> _WHAT YOU NEED TO DO_:
Copy each line of the data below exactly, leaving out pictures.

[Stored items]
+ + + +

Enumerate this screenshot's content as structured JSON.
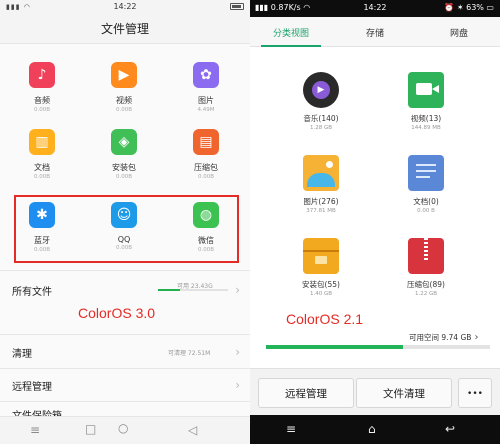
{
  "left": {
    "status_time": "14:22",
    "title": "文件管理",
    "categories": [
      {
        "name": "音频",
        "size": "0.00B",
        "color": "#f0405a",
        "glyph": "♪",
        "icon": "music-note-icon"
      },
      {
        "name": "视频",
        "size": "0.00B",
        "color": "#ff8a1d",
        "glyph": "▶",
        "icon": "play-icon"
      },
      {
        "name": "图片",
        "size": "4.49M",
        "color": "#8b6cf0",
        "glyph": "✿",
        "icon": "flower-icon"
      },
      {
        "name": "文档",
        "size": "0.00B",
        "color": "#ffb01d",
        "glyph": "▥",
        "icon": "bar-chart-icon"
      },
      {
        "name": "安装包",
        "size": "0.00B",
        "color": "#3fbf56",
        "glyph": "◈",
        "icon": "android-icon"
      },
      {
        "name": "压缩包",
        "size": "0.00B",
        "color": "#f0642e",
        "glyph": "▤",
        "icon": "archive-icon"
      },
      {
        "name": "蓝牙",
        "size": "0.00B",
        "color": "#1e8ff0",
        "glyph": "✱",
        "icon": "bluetooth-icon"
      },
      {
        "name": "QQ",
        "size": "0.00B",
        "color": "#1e9be8",
        "glyph": "☺",
        "icon": "qq-penguin-icon"
      },
      {
        "name": "微信",
        "size": "0.00B",
        "color": "#3cc250",
        "glyph": "◍",
        "icon": "wechat-icon"
      }
    ],
    "all_files": "所有文件",
    "all_files_avail": "可用 23.43G",
    "storage_used_fraction": 0.32,
    "clean": "清理",
    "clean_avail": "可清理 72.51M",
    "remote": "远程管理",
    "safe_box": "文件保险箱",
    "brand": "ColorOS 3.0"
  },
  "right": {
    "status_left": "0.87K/s",
    "status_time": "14:22",
    "status_right": "63%",
    "tabs": [
      "分类视图",
      "存储",
      "网盘"
    ],
    "categories": [
      {
        "name": "音乐(140)",
        "size": "1.28 GB",
        "icon": "music-disc-icon"
      },
      {
        "name": "视频(13)",
        "size": "144.89 MB",
        "icon": "video-camera-icon"
      },
      {
        "name": "图片(276)",
        "size": "377.81 MB",
        "icon": "picture-icon"
      },
      {
        "name": "文档(0)",
        "size": "0.00 B",
        "icon": "document-icon"
      },
      {
        "name": "安装包(55)",
        "size": "1.40 GB",
        "icon": "package-icon"
      },
      {
        "name": "压缩包(89)",
        "size": "1.22 GB",
        "icon": "zip-icon"
      }
    ],
    "brand": "ColorOS 2.1",
    "avail": "可用空间 9.74 GB",
    "storage_used_fraction": 0.61,
    "btn_remote": "远程管理",
    "btn_clean": "文件清理",
    "btn_more": "•••"
  }
}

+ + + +

> _TASK RESULT_:
Enumerate this screenshot's content as structured JSON.
{
  "left": {
    "status_time": "14:22",
    "title": "文件管理",
    "categories": [
      {
        "name": "音频",
        "size": "0.00B",
        "color": "#f0405a",
        "glyph": "♪",
        "icon": "music-note-icon"
      },
      {
        "name": "视频",
        "size": "0.00B",
        "color": "#ff8a1d",
        "glyph": "▶",
        "icon": "play-icon"
      },
      {
        "name": "图片",
        "size": "4.49M",
        "color": "#8b6cf0",
        "glyph": "✿",
        "icon": "flower-icon"
      },
      {
        "name": "文档",
        "size": "0.00B",
        "color": "#ffb01d",
        "glyph": "▥",
        "icon": "bar-chart-icon"
      },
      {
        "name": "安装包",
        "size": "0.00B",
        "color": "#3fbf56",
        "glyph": "◈",
        "icon": "android-icon"
      },
      {
        "name": "压缩包",
        "size": "0.00B",
        "color": "#f0642e",
        "glyph": "▤",
        "icon": "archive-icon"
      },
      {
        "name": "蓝牙",
        "size": "0.00B",
        "color": "#1e8ff0",
        "glyph": "✱",
        "icon": "bluetooth-icon"
      },
      {
        "name": "QQ",
        "size": "0.00B",
        "color": "#1e9be8",
        "glyph": "☺",
        "icon": "qq-penguin-icon"
      },
      {
        "name": "微信",
        "size": "0.00B",
        "color": "#3cc250",
        "glyph": "◍",
        "icon": "wechat-icon"
      }
    ],
    "all_files": "所有文件",
    "all_files_avail": "可用 23.43G",
    "storage_used_fraction": 0.32,
    "clean": "清理",
    "clean_avail": "可清理 72.51M",
    "remote": "远程管理",
    "safe_box": "文件保险箱",
    "brand": "ColorOS 3.0"
  },
  "right": {
    "status_left": "0.87K/s",
    "status_time": "14:22",
    "status_right": "63%",
    "tabs": [
      "分类视图",
      "存储",
      "网盘"
    ],
    "categories": [
      {
        "name": "音乐(140)",
        "size": "1.28 GB",
        "icon": "music-disc-icon"
      },
      {
        "name": "视频(13)",
        "size": "144.89 MB",
        "icon": "video-camera-icon"
      },
      {
        "name": "图片(276)",
        "size": "377.81 MB",
        "icon": "picture-icon"
      },
      {
        "name": "文档(0)",
        "size": "0.00 B",
        "icon": "document-icon"
      },
      {
        "name": "安装包(55)",
        "size": "1.40 GB",
        "icon": "package-icon"
      },
      {
        "name": "压缩包(89)",
        "size": "1.22 GB",
        "icon": "zip-icon"
      }
    ],
    "brand": "ColorOS 2.1",
    "avail": "可用空间 9.74 GB",
    "storage_used_fraction": 0.61,
    "btn_remote": "远程管理",
    "btn_clean": "文件清理",
    "btn_more": "•••"
  }
}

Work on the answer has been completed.